■ Work task ■
Since only the total is wanted, give the number of lines in the listing below that hold the string "front" and add nothing.

[Start of Attachment]

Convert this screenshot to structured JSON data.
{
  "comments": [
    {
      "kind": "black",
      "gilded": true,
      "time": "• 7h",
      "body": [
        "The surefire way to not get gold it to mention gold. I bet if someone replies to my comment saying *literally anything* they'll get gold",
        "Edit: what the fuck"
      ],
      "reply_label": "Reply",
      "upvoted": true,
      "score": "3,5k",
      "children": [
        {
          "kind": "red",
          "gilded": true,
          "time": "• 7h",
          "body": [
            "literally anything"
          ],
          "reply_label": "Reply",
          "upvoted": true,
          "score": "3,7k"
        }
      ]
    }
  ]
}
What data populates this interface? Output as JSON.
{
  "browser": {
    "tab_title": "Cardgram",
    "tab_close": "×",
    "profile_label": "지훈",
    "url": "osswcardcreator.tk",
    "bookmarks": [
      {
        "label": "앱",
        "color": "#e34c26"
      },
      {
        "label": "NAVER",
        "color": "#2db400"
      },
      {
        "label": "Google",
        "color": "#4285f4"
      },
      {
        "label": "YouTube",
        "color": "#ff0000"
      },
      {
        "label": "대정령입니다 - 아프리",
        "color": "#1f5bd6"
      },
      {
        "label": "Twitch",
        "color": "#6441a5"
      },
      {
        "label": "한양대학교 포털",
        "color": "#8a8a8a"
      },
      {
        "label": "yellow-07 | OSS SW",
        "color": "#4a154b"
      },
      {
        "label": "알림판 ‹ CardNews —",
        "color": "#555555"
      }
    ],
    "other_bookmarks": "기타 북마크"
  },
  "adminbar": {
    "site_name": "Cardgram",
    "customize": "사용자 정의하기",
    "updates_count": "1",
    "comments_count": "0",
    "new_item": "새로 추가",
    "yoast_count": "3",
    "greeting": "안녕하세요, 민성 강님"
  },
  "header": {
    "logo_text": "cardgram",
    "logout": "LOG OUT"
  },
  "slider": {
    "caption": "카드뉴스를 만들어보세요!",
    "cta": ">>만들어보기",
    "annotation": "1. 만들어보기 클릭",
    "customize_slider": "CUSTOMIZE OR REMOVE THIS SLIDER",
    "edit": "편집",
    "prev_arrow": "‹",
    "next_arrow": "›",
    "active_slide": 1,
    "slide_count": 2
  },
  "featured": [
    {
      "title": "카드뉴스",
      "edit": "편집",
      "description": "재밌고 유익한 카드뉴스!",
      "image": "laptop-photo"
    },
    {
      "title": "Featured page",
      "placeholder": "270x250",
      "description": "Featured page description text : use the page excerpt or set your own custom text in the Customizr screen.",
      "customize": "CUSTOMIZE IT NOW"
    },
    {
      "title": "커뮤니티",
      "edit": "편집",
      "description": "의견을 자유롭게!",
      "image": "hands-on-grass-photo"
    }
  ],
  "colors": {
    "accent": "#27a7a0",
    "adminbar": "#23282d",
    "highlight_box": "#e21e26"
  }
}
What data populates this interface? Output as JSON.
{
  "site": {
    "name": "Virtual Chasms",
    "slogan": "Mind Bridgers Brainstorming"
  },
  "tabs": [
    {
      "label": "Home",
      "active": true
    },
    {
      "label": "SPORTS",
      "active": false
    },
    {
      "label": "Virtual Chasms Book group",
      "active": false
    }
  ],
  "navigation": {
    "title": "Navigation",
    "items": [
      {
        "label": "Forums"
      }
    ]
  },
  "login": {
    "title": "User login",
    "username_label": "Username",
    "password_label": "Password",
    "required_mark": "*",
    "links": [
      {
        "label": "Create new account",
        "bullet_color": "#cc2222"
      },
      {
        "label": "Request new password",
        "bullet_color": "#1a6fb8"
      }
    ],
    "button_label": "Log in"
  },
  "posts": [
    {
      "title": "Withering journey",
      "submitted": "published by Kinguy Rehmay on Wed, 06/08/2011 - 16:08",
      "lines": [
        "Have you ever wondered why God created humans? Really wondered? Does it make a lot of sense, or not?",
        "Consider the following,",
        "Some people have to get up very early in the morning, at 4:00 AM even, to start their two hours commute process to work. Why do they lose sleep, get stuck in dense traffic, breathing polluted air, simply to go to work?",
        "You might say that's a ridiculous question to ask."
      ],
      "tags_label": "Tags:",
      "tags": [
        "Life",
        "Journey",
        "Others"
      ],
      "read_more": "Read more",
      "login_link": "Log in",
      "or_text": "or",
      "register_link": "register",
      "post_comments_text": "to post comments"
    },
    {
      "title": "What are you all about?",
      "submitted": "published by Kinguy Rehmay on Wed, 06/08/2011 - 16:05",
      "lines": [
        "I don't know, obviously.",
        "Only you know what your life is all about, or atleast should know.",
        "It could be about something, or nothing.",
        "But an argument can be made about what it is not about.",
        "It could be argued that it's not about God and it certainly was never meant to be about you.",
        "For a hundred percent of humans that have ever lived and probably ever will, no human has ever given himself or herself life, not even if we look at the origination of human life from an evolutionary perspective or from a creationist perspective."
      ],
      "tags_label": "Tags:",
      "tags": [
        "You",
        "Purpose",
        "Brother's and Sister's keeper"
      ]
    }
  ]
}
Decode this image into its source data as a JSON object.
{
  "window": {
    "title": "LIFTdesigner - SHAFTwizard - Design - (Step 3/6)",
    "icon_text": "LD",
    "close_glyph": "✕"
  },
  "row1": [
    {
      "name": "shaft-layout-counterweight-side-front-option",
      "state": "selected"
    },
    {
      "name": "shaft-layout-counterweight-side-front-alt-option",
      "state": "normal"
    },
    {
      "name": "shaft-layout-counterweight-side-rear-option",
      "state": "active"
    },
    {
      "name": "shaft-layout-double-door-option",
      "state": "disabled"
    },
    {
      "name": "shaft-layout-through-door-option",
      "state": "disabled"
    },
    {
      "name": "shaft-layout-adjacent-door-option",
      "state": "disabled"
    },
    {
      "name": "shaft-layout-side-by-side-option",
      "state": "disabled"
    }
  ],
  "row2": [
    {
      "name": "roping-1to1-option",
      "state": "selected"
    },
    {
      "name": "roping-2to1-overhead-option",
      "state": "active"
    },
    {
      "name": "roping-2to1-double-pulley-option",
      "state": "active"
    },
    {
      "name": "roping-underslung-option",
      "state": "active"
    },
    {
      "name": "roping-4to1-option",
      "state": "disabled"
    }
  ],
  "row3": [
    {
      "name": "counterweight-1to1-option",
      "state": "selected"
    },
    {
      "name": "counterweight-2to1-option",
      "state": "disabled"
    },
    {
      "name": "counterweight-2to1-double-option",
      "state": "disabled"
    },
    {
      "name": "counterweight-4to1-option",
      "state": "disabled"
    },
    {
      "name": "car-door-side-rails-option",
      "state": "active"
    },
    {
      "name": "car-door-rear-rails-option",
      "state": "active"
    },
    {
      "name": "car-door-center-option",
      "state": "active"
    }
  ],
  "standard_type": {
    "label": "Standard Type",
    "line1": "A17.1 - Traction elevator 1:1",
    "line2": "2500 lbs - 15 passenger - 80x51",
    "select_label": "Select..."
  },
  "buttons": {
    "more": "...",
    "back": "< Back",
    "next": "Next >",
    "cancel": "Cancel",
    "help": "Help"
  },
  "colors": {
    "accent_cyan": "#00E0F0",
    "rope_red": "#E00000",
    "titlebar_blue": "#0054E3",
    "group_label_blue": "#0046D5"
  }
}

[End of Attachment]

■ Written answer ■
2